The fantastic thing about memory is that it’s plastic: our recollections (no matter how real or factual they might seem to us) are actually subject to change every time they are brought to mind. This is great for therapy because it means that no traumatic event, and no warning sign that might have been attached to it, is ever a fixed entity (more about this here).

So we discussed this defining moment for a little while. Often, just seeing the memory from an adult perspective is enough for the mind to update its meaning. The idea with TLR is to remove the warning sign from the original memory so that the brain in the present moment can stop referencing and responding to it with the problematic outcome (fear and sleeplessness in this case).

But the thing that I believe made the final difference was this: I asked the younger Jacob how old he thought he would need to be before this understanding (that his dad would at some point die) would have been considerably less scary to know (I asked this because when the memory first came to mind, Jacob had mentioned that he thought he found this out “earlier than he should have done”). He reported that his younger self thought this point would be some years later, when he was in his teens, perhaps once he was comfortably into his school years. Knowing that his father would still be alive throughout this time, I suggested that Jacob take his younger self up above the time line of his life, and show him whatever it was that the little boy needed to see to prove that the old fear was unwarranted. We then, for good measure, allowed him to see other things from his future life that could help him in finding the motivation to move forward into it. Both the successful period in his twenties, and recent moments spent with his father were visited and presented to the little boy as evidence for his not needing to hold onto that fear.

And that, really, was all there was to it. Jacob witnessed his younger self letting go of the old anxiety, and when he imagined his future afterwards, he saw a brighter, lighter place into which he could freely move. I did wonder if the initial memory that surfaced – the one with his parents on a Sunday night – was significant in that it was the point when the sense of foreboding became connected to the context of school (and achievement there). It’s a fascinating thing, the way problems like this can be so sticky; it’s as if they collect new associations the more we experience. It just takes a process like timeline to help us join the dots.

Whether or not this particular theory was on the money, something had successfully shifted that day.
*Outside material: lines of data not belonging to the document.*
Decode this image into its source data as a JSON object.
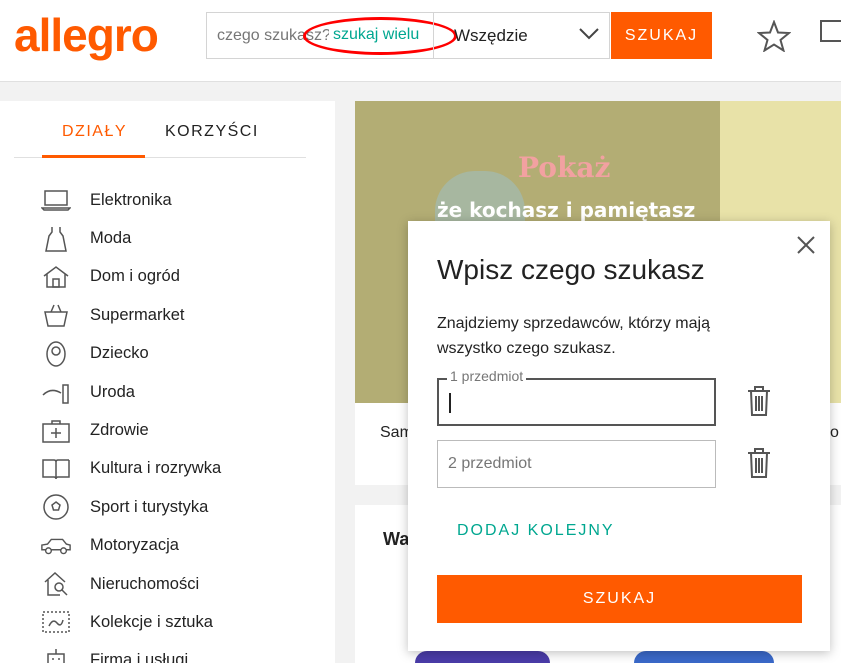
{
  "header": {
    "logo": "allegro",
    "search_placeholder": "czego szukasz?",
    "search_many_link": "szukaj wielu",
    "category_value": "Wszędzie",
    "search_button": "SZUKAJ"
  },
  "sidebar": {
    "tabs": [
      "DZIAŁY",
      "KORZYŚCI"
    ],
    "categories": [
      {
        "label": "Elektronika",
        "icon": "laptop-icon"
      },
      {
        "label": "Moda",
        "icon": "dress-icon"
      },
      {
        "label": "Dom i ogród",
        "icon": "house-icon"
      },
      {
        "label": "Supermarket",
        "icon": "basket-icon"
      },
      {
        "label": "Dziecko",
        "icon": "baby-icon"
      },
      {
        "label": "Uroda",
        "icon": "lipstick-icon"
      },
      {
        "label": "Zdrowie",
        "icon": "first-aid-icon"
      },
      {
        "label": "Kultura i rozrywka",
        "icon": "book-icon"
      },
      {
        "label": "Sport i turystyka",
        "icon": "ball-icon"
      },
      {
        "label": "Motoryzacja",
        "icon": "car-icon"
      },
      {
        "label": "Nieruchomości",
        "icon": "house-search-icon"
      },
      {
        "label": "Kolekcje i sztuka",
        "icon": "stamp-icon"
      },
      {
        "label": "Firma i usługi",
        "icon": "building-icon"
      }
    ]
  },
  "banner": {
    "headline": "Pokaż",
    "subline": "że kochasz i pamiętasz",
    "caption_left": "Sam",
    "caption_right": "o"
  },
  "lower_card": {
    "title": "Wa"
  },
  "modal": {
    "title": "Wpisz czego szukasz",
    "description": "Znajdziemy sprzedawców, którzy mają wszystko czego szukasz.",
    "field1_label": "1 przedmiot",
    "field1_value": "",
    "field2_placeholder": "2 przedmiot",
    "field2_value": "",
    "add_more": "DODAJ KOLEJNY",
    "submit": "SZUKAJ"
  },
  "colors": {
    "brand": "#ff5a00",
    "accent": "#00a790",
    "annotation": "#ff0000"
  }
}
When Jacob came back for a follow up session, his sleeping patterns had improved considerably (sometimes sleeping for an “unheard of” ten or eleven hours). Furthermore, when he had woken up in the night, he was now able to get back to sleep. But certainly the real value in all of this was much greater than just overcoming insomnia (as important as that may have been!).

I guess you could say that Jacob came with the intention of learning how to sleep better, but left with a completely unexpected understanding of how to be better.

Fear always implies belief. One can’t fear spiders, for example, unless a part of them truly believes that they can cause harm, no matter how well he might know (consciously) that isn’t the case.

“Between stimulus and response there is a space. In that space is our power to choose our response. In our response lies our growth and our freedom.”  Viktor E. Frankl